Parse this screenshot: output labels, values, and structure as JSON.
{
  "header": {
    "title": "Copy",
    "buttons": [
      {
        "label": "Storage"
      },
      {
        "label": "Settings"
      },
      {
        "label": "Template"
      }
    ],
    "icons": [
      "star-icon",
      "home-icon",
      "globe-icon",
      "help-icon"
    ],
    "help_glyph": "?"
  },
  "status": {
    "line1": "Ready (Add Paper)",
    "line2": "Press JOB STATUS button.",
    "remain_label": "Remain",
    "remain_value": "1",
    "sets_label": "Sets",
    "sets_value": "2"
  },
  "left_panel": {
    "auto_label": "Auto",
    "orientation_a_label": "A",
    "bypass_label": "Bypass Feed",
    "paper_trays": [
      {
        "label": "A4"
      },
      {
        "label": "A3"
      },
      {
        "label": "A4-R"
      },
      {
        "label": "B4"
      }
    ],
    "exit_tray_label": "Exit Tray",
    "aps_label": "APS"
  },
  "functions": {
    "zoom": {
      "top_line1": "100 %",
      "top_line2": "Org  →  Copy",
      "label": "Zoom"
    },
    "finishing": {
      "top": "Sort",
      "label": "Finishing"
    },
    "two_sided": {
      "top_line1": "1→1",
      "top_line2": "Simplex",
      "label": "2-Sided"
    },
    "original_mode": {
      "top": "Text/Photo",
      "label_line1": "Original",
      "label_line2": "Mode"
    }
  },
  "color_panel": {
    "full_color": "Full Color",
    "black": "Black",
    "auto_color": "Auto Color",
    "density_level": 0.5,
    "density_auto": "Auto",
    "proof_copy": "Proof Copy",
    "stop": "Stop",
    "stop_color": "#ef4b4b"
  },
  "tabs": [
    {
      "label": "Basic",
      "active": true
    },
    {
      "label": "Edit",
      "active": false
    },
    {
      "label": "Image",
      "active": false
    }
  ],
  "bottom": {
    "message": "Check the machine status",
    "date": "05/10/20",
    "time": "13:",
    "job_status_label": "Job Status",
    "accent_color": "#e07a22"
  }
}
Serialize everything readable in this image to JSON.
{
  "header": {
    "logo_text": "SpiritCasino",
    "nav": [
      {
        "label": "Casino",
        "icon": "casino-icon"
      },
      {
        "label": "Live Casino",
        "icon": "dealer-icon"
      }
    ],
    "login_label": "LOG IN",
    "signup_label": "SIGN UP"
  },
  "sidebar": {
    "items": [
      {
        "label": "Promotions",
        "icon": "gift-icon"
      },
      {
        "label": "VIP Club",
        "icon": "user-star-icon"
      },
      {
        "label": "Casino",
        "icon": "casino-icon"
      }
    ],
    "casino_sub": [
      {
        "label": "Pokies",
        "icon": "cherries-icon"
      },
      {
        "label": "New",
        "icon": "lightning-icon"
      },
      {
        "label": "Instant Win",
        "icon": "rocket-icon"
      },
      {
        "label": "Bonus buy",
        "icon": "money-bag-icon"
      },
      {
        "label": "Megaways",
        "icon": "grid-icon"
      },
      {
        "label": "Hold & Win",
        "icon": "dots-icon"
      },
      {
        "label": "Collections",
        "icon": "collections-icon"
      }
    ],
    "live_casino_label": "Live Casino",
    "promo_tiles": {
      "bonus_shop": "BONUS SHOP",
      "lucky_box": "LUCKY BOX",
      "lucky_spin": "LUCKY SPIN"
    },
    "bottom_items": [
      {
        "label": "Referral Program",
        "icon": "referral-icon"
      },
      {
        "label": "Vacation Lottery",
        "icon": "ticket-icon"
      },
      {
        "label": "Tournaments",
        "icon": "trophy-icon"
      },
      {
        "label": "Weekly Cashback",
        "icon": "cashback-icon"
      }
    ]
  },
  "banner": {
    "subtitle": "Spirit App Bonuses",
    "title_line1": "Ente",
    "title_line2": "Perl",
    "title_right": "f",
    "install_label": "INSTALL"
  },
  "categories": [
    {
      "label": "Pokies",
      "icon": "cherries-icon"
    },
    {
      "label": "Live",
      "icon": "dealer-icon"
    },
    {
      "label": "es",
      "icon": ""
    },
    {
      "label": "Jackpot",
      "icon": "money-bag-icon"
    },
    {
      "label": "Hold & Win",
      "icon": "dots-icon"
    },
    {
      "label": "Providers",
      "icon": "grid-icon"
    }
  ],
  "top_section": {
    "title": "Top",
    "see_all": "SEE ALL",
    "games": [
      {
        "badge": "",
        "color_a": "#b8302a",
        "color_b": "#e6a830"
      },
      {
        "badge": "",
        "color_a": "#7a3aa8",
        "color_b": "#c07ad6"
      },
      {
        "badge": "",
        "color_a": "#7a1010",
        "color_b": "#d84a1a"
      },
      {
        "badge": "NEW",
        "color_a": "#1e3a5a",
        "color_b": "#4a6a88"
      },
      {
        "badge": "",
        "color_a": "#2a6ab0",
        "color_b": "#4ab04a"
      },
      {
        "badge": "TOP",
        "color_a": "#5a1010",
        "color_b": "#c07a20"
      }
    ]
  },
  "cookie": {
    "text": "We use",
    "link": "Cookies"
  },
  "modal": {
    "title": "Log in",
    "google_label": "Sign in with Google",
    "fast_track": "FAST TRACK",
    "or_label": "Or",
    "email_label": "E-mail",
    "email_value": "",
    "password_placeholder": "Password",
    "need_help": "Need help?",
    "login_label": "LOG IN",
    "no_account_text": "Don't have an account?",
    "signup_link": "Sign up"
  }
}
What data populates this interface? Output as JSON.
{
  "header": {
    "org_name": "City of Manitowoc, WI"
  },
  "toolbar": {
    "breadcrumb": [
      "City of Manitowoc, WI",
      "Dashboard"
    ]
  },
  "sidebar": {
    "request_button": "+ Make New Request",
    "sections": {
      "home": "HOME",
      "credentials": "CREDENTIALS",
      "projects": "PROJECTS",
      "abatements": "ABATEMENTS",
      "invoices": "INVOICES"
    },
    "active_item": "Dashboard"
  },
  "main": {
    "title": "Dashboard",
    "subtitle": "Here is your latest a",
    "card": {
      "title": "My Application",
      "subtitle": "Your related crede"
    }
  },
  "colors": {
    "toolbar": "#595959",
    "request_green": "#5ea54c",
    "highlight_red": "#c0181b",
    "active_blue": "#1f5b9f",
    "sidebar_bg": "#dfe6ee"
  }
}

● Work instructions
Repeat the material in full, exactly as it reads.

● Reply to the task
Parse this screenshot: output labels, values, and structure as JSON.
{
  "header": {
    "title": "Copy",
    "buttons": [
      {
        "label": "Storage"
      },
      {
        "label": "Settings"
      },
      {
        "label": "Template"
      }
    ],
    "icons": [
      "star-icon",
      "home-icon",
      "globe-icon",
      "help-icon"
    ],
    "help_glyph": "?"
  },
  "status": {
    "line1": "Ready (Add Paper)",
    "line2": "Press JOB STATUS button.",
    "remain_label": "Remain",
    "remain_value": "1",
    "sets_label": "Sets",
    "sets_value": "2"
  },
  "left_panel": {
    "auto_label": "Auto",
    "orientation_a_label": "A",
    "bypass_label": "Bypass Feed",
    "paper_trays": [
      {
        "label": "A4"
      },
      {
        "label": "A3"
      },
      {
        "label": "A4-R"
      },
      {
        "label": "B4"
      }
    ],
    "exit_tray_label": "Exit Tray",
    "aps_label": "APS"
  },
  "functions": {
    "zoom": {
      "top_line1": "100 %",
      "top_line2": "Org  →  Copy",
      "label": "Zoom"
    },
    "finishing": {
      "top": "Sort",
      "label": "Finishing"
    },
    "two_sided": {
      "top_line1": "1→1",
      "top_line2": "Simplex",
      "label": "2-Sided"
    },
    "original_mode": {
      "top": "Text/Photo",
      "label_line1": "Original",
      "label_line2": "Mode"
    }
  },
  "color_panel": {
    "full_color": "Full Color",
    "black": "Black",
    "auto_color": "Auto Color",
    "density_level": 0.5,
    "density_auto": "Auto",
    "proof_copy": "Proof Copy",
    "stop": "Stop",
    "stop_color": "#ef4b4b"
  },
  "tabs": [
    {
      "label": "Basic",
      "active": true
    },
    {
      "label": "Edit",
      "active": false
    },
    {
      "label": "Image",
      "active": false
    }
  ],
  "bottom": {
    "message": "Check the machine status",
    "date": "05/10/20",
    "time": "13:",
    "job_status_label": "Job Status",
    "accent_color": "#e07a22"
  }
}
Serialize everything readable in this image to JSON.
{
  "header": {
    "logo_text": "SpiritCasino",
    "nav": [
      {
        "label": "Casino",
        "icon": "casino-icon"
      },
      {
        "label": "Live Casino",
        "icon": "dealer-icon"
      }
    ],
    "login_label": "LOG IN",
    "signup_label": "SIGN UP"
  },
  "sidebar": {
    "items": [
      {
        "label": "Promotions",
        "icon": "gift-icon"
      },
      {
        "label": "VIP Club",
        "icon": "user-star-icon"
      },
      {
        "label": "Casino",
        "icon": "casino-icon"
      }
    ],
    "casino_sub": [
      {
        "label": "Pokies",
        "icon": "cherries-icon"
      },
      {
        "label": "New",
        "icon": "lightning-icon"
      },
      {
        "label": "Instant Win",
        "icon": "rocket-icon"
      },
      {
        "label": "Bonus buy",
        "icon": "money-bag-icon"
      },
      {
        "label": "Megaways",
        "icon": "grid-icon"
      },
      {
        "label": "Hold & Win",
        "icon": "dots-icon"
      },
      {
        "label": "Collections",
        "icon": "collections-icon"
      }
    ],
    "live_casino_label": "Live Casino",
    "promo_tiles": {
      "bonus_shop": "BONUS SHOP",
      "lucky_box": "LUCKY BOX",
      "lucky_spin": "LUCKY SPIN"
    },
    "bottom_items": [
      {
        "label": "Referral Program",
        "icon": "referral-icon"
      },
      {
        "label": "Vacation Lottery",
        "icon": "ticket-icon"
      },
      {
        "label": "Tournaments",
        "icon": "trophy-icon"
      },
      {
        "label": "Weekly Cashback",
        "icon": "cashback-icon"
      }
    ]
  },
  "banner": {
    "subtitle": "Spirit App Bonuses",
    "title_line1": "Ente",
    "title_line2": "Perl",
    "title_right": "f",
    "install_label": "INSTALL"
  },
  "categories": [
    {
      "label": "Pokies",
      "icon": "cherries-icon"
    },
    {
      "label": "Live",
      "icon": "dealer-icon"
    },
    {
      "label": "es",
      "icon": ""
    },
    {
      "label": "Jackpot",
      "icon": "money-bag-icon"
    },
    {
      "label": "Hold & Win",
      "icon": "dots-icon"
    },
    {
      "label": "Providers",
      "icon": "grid-icon"
    }
  ],
  "top_section": {
    "title": "Top",
    "see_all": "SEE ALL",
    "games": [
      {
        "badge": "",
        "color_a": "#b8302a",
        "color_b": "#e6a830"
      },
      {
        "badge": "",
        "color_a": "#7a3aa8",
        "color_b": "#c07ad6"
      },
      {
        "badge": "",
        "color_a": "#7a1010",
        "color_b": "#d84a1a"
      },
      {
        "badge": "NEW",
        "color_a": "#1e3a5a",
        "color_b": "#4a6a88"
      },
      {
        "badge": "",
        "color_a": "#2a6ab0",
        "color_b": "#4ab04a"
      },
      {
        "badge": "TOP",
        "color_a": "#5a1010",
        "color_b": "#c07a20"
      }
    ]
  },
  "cookie": {
    "text": "We use",
    "link": "Cookies"
  },
  "modal": {
    "title": "Log in",
    "google_label": "Sign in with Google",
    "fast_track": "FAST TRACK",
    "or_label": "Or",
    "email_label": "E-mail",
    "email_value": "",
    "password_placeholder": "Password",
    "need_help": "Need help?",
    "login_label": "LOG IN",
    "no_account_text": "Don't have an account?",
    "signup_link": "Sign up"
  }
}
What data populates this interface? Output as JSON.
{
  "header": {
    "org_name": "City of Manitowoc, WI"
  },
  "toolbar": {
    "breadcrumb": [
      "City of Manitowoc, WI",
      "Dashboard"
    ]
  },
  "sidebar": {
    "request_button": "+ Make New Request",
    "sections": {
      "home": "HOME",
      "credentials": "CREDENTIALS",
      "projects": "PROJECTS",
      "abatements": "ABATEMENTS",
      "invoices": "INVOICES"
    },
    "active_item": "Dashboard"
  },
  "main": {
    "title": "Dashboard",
    "subtitle": "Here is your latest a",
    "card": {
      "title": "My Application",
      "subtitle": "Your related crede"
    }
  },
  "colors": {
    "toolbar": "#595959",
    "request_green": "#5ea54c",
    "highlight_red": "#c0181b",
    "active_blue": "#1f5b9f",
    "sidebar_bg": "#dfe6ee"
  }
}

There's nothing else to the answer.